To be fair, there are clear benefits to the approach outlined above. The Mercury ad is, if nothing else, inoffensive. Buzzwords and jargon may put viewers to sleep, but at least they won’t provoke the massive backlash seen in response to recent tone-deaf ads for Pepsi and Ancestry.com.
By that same token, however, ads that rely so heavily on jargon or buzzwords—that play into the internal office politics of the companies producing them, at the expense of their ability to communicate with core audiences—lose the opportunity to make any sort of impact at all. A safe, meaningless campaign may prevent the CMO from throwing a hissy fit, but it won’t stand a chance of sparking a national conversation or changing an industry.
Good storytelling involves risk: the willingness to create meaning, rather than destroy it, and the vulnerability that comes with that choice. To move people, an organization must be willing to make actual statements in its marketing efforts—and that, ultimately, is going to require willingness from the people in charge of those efforts to approve work that doesn’t always feel completely safe.

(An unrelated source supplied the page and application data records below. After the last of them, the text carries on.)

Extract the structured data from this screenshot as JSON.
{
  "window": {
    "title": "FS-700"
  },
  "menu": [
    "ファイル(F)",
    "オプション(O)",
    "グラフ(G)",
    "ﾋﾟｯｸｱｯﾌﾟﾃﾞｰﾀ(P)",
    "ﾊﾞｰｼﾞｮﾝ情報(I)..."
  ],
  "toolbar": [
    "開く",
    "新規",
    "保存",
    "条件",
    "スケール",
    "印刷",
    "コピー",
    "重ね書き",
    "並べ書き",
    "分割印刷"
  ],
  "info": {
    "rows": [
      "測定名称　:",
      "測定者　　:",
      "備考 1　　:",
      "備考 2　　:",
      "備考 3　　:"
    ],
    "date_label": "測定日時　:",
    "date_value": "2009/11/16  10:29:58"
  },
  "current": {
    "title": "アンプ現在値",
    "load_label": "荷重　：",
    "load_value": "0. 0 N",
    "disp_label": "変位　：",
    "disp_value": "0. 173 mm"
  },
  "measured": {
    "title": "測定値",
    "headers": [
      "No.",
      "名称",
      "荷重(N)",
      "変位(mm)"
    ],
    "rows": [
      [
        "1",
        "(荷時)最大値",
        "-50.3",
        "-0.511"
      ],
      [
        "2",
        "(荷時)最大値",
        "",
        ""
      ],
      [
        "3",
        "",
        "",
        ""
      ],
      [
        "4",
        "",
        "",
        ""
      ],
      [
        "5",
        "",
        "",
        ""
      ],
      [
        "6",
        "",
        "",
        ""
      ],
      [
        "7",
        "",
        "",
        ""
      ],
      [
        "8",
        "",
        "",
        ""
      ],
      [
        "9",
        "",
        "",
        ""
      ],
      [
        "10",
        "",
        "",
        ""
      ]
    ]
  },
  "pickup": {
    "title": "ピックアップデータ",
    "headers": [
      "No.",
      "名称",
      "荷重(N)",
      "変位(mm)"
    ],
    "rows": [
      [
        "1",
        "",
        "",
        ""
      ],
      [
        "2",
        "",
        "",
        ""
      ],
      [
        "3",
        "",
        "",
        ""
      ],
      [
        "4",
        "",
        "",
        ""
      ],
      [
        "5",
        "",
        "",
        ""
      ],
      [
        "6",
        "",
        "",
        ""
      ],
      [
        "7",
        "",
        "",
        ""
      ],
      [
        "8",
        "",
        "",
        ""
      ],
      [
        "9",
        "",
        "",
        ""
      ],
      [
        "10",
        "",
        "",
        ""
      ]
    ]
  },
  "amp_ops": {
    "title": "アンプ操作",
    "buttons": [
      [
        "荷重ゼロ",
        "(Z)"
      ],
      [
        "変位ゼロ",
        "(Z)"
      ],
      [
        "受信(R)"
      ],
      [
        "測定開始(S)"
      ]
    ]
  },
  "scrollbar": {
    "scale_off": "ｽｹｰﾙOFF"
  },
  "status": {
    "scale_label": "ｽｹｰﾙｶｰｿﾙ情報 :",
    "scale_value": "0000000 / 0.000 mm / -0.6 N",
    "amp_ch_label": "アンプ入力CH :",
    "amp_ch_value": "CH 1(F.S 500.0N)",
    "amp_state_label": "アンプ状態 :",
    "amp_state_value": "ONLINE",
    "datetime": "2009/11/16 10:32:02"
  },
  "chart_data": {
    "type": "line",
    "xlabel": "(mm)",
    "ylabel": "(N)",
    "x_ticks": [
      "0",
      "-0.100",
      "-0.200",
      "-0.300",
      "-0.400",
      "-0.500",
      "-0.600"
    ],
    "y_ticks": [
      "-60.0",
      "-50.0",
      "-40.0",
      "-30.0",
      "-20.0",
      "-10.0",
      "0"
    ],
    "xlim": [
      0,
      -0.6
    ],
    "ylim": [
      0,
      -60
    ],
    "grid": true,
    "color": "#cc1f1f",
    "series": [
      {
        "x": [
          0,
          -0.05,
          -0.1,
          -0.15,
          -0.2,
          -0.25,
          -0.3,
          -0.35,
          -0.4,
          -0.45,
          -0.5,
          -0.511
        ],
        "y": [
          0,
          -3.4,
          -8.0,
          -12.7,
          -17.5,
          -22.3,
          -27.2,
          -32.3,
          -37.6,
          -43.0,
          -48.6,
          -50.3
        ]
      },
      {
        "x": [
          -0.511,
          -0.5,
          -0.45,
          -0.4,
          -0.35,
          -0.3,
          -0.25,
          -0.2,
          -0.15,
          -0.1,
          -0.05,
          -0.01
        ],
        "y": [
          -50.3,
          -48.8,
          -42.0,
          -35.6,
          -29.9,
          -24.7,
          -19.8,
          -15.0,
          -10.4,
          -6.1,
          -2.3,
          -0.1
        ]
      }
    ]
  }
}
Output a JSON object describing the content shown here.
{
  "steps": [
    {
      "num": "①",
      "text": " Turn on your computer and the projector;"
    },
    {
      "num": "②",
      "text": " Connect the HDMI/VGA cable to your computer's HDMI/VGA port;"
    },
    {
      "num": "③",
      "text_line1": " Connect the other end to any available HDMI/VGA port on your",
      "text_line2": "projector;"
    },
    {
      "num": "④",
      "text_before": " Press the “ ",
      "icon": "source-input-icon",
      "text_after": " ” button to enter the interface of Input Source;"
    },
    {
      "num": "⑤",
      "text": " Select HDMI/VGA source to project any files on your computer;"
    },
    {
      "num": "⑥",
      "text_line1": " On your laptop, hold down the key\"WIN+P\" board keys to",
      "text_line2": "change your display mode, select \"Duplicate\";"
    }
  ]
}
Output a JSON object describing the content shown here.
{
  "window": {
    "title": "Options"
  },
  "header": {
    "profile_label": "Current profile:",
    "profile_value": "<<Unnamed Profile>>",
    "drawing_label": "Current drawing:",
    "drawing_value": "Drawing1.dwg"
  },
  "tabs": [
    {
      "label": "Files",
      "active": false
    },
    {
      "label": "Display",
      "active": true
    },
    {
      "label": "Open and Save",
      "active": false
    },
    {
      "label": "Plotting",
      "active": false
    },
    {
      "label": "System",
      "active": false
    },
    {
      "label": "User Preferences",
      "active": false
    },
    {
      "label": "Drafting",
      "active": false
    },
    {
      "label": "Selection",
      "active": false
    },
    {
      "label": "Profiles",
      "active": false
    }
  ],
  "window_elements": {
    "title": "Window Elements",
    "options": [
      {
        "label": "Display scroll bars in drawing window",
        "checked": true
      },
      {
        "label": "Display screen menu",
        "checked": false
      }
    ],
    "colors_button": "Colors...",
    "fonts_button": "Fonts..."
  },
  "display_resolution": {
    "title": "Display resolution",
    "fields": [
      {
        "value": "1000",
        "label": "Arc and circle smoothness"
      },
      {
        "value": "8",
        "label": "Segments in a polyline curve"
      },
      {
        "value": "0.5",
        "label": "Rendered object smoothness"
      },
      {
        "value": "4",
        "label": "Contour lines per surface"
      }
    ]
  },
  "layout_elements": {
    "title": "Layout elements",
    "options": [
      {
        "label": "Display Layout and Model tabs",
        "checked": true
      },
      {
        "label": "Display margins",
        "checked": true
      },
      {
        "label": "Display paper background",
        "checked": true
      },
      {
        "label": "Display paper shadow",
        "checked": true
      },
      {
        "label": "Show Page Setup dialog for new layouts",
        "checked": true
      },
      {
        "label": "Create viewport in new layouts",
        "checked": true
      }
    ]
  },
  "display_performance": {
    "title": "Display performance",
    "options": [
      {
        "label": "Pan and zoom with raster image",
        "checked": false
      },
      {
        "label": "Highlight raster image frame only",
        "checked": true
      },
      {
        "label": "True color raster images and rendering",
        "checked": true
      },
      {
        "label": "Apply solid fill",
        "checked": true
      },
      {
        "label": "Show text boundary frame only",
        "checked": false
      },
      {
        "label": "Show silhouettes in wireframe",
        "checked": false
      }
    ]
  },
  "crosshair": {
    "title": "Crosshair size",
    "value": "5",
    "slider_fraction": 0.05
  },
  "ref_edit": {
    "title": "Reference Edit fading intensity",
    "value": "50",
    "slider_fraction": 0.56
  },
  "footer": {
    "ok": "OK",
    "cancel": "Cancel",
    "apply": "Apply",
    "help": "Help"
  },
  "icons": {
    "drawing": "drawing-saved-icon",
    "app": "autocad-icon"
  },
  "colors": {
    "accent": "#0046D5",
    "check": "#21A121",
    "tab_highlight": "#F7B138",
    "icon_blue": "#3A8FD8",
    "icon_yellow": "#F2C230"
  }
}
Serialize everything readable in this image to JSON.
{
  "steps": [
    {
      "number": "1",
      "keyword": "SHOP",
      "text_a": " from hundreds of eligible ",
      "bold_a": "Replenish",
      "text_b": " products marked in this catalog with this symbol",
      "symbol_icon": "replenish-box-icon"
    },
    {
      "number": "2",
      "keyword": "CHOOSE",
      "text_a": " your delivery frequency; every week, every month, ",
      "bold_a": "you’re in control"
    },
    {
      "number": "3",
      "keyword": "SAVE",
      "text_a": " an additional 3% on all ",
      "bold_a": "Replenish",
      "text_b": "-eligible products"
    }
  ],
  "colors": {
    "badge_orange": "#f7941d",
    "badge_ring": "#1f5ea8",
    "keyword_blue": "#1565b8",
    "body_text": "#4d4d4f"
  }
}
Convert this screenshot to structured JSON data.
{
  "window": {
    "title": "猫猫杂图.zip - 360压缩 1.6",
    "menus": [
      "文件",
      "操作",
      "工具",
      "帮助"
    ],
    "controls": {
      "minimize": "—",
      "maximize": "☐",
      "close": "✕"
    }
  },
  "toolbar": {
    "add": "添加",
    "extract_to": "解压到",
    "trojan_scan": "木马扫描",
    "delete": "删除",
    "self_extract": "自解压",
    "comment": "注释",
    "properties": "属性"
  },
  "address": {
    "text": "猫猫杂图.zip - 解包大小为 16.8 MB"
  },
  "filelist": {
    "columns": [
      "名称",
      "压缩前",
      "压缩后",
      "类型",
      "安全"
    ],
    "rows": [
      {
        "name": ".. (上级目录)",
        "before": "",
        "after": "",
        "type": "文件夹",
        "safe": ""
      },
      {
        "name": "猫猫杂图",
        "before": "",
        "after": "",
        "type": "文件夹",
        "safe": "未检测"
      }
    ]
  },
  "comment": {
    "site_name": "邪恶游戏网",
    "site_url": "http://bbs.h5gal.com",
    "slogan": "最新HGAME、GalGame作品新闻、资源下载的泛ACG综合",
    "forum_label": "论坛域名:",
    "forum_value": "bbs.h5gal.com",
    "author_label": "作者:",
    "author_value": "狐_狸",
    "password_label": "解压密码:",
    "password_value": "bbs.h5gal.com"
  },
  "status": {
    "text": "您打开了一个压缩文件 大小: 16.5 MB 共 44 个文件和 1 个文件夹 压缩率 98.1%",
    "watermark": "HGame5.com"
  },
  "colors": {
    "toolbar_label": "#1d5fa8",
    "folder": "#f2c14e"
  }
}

Now, we’ll be the first to admit that there are no easy answers here. Not every work environment is going to tolerate open, honest expression, and not every employee can afford to break the buzzword bubble. But those of us in positions of authority, either on the client side or the agency side, do have a choice to make when deciding how to share a brand with the wider world.
On the one hand, we can give in to the temptation to conceal by approving campaigns which say very little, and avoid making statements that could actually cause change. Or, we can take the uncomfortable step of making a bold claim about how our organization can improve lives—and reap the rewards of a real story.